Díaz's compositional process always begins with something on the page: a melodic line, a rhythmic pattern, or some other structural idea that may or may not even be audible. From this organizing element, Díaz continues to compose new possibilities for musical dimensions in performance, often obscuring the original structure, which leads to new kinds of musical manifestations. Díaz's conservatory training exposed him to composers for whom these kinds of musical citations carried the ideological weight of national traditions, especially within the fraught periods of the late 19th and early 20th centuries; for Díaz, however, the "meaning" of these citations has possibilities for multiple dimensions of music. 
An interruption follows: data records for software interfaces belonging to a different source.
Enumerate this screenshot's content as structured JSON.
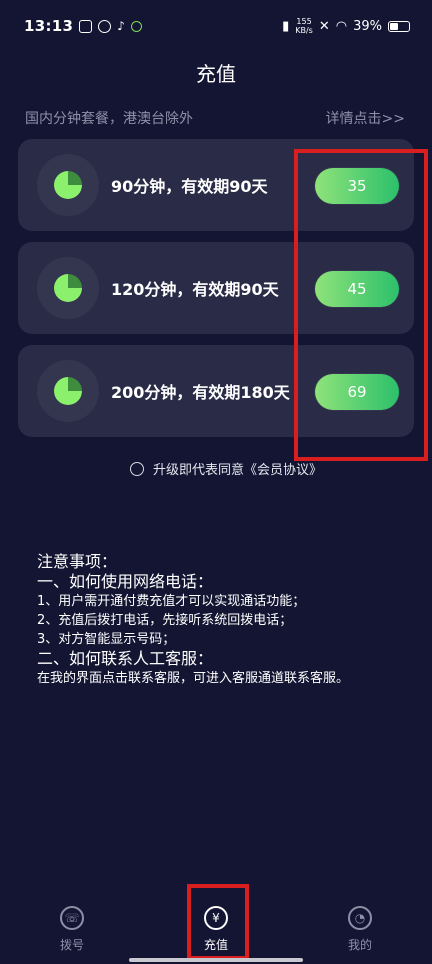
{
  "status": {
    "time": "13:13",
    "speed_top": "155",
    "speed_bottom": "KB/s",
    "battery": "39%"
  },
  "header": {
    "title": "充值"
  },
  "subheader": {
    "left": "国内分钟套餐，港澳台除外",
    "right": "详情点击>>"
  },
  "plans": [
    {
      "title": "90分钟，有效期90天",
      "price": "35"
    },
    {
      "title": "120分钟，有效期90天",
      "price": "45"
    },
    {
      "title": "200分钟，有效期180天",
      "price": "69"
    }
  ],
  "agreement": {
    "text": "升级即代表同意《会员协议》"
  },
  "notes": {
    "heading": "注意事项：",
    "section1": "一、如何使用网络电话：",
    "item1": "1、用户需开通付费充值才可以实现通话功能；",
    "item2": "2、充值后拨打电话，先接听系统回拨电话；",
    "item3": "3、对方智能显示号码；",
    "section2": "二、如何联系人工客服：",
    "item4": "在我的界面点击联系客服，可进入客服通道联系客服。"
  },
  "tabs": [
    {
      "label": "拨号",
      "icon": "phone-icon"
    },
    {
      "label": "充值",
      "icon": "yuan-icon"
    },
    {
      "label": "我的",
      "icon": "user-icon"
    }
  ],
  "colors": {
    "background": "#141533",
    "card": "#2a2b46",
    "accent_green": "#2cc06b",
    "highlight_red": "#d81e1e"
  }
}
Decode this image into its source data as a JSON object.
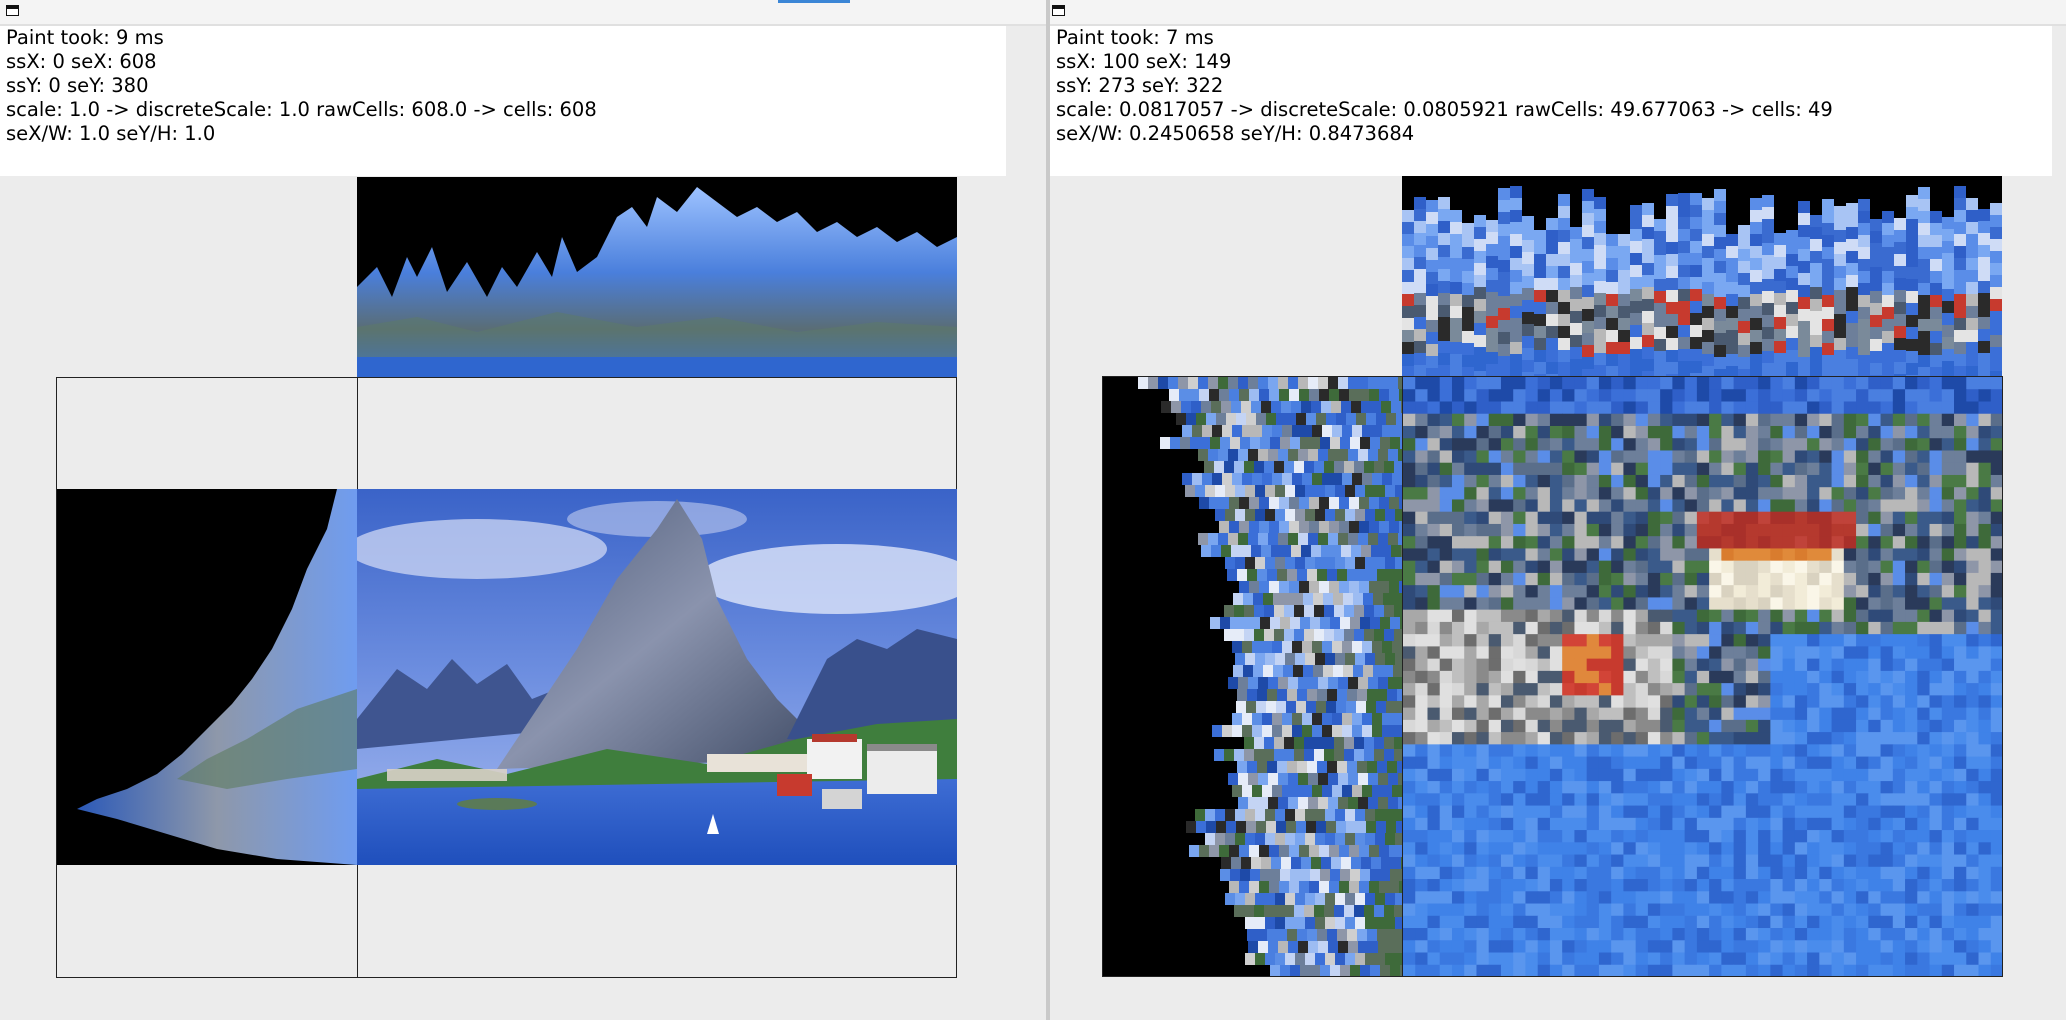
{
  "left_panel": {
    "lines": [
      "Paint took: 9 ms",
      "ssX: 0 seX: 608",
      "ssY: 0 seY: 380",
      "scale: 1.0 -> discreteScale: 1.0 rawCells: 608.0 -> cells: 608",
      "seX/W: 1.0 seY/H: 1.0"
    ]
  },
  "right_panel": {
    "lines": [
      "Paint took: 7 ms",
      "ssX: 100 seX: 149",
      "ssY: 273 seY: 322",
      "scale: 0.0817057 -> discreteScale: 0.0805921 rawCells: 49.677063 -> cells: 49",
      "seX/W: 0.2450658 seY/H: 0.8473684"
    ]
  },
  "colors": {
    "pane_background": "#ececec",
    "info_background": "#ffffff",
    "focus_accent": "#3b86d6",
    "sky_blue": "#3f6fd0",
    "black": "#000000"
  },
  "icons": [
    "window-icon"
  ]
}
"Infrastructures", Díaz's 2017 string quartet, was composed during the composer's first winter spent in New York City. The first and last movements are described as a kind of collage, sharing related musical materials but transformed through processes of inversion. Influenced by Díaz's study of the work of Morton Feldman, "Infrastructures" is a study in convolution—and as its title suggests, the many ways in which internal musical structures can play themselves out. 

James Díaz · "A song for..." for amplified violin and electronics [2018]

Díaz's 2018 "A Song For...", for amplified violin and electronics, continues this study with a very different kind of instrument. In this work, Díaz takes the sounds of the violin and convolves it with itself, producing a kind of reverberant sound world generated from the instrument and its player. The amplification of the instrument allows for small gestures to produce intense sounds, leading the performer to interact with her instrument in new kinds of ways. 

"in her dream song", for piano trio, begins with a melodic fragment from "A Song For...". But unlike that work, for solo violin and fixed media, "in her dream song" asks the three performers to listen to each other as unpredictable, reverberant partners, triggering cues and actions dictated in the score. 

"never was the way" continues Díaz's exploration of performative gestures of listening in a Pierrot ensemble, which also introduces the human voice. The score for this work is a fine example of the kinds of interactivity that Diaz wants to foster between his performers; the second movement, is written not in score format, but rather in independent parts (which you can see beginning around 5:55 above). 

James Díaz · "In times of passive voice" for amplified cello [2019] feat James Burch

"in times of passive voice", Díaz's 2019 work for solo cello, allows for even more flexibility by the performer, providing them with several germinal musical structures and instructing them to perform them in an order of their choosing. The cellist's instrument is transformed into a new kind of partner with the combination of a metal practice mute, which eliminates nearly all of the internal acoustic resonances of the instrument, and heavy amplification, which emphasizes the noisy timbres of bow, string, and bridge. 

PSNY is thrilled to publish these five interrelated works by Díaz, bringing his work to new performers who can continue to explore the mind-manifesting and ambivalent qualities of his work.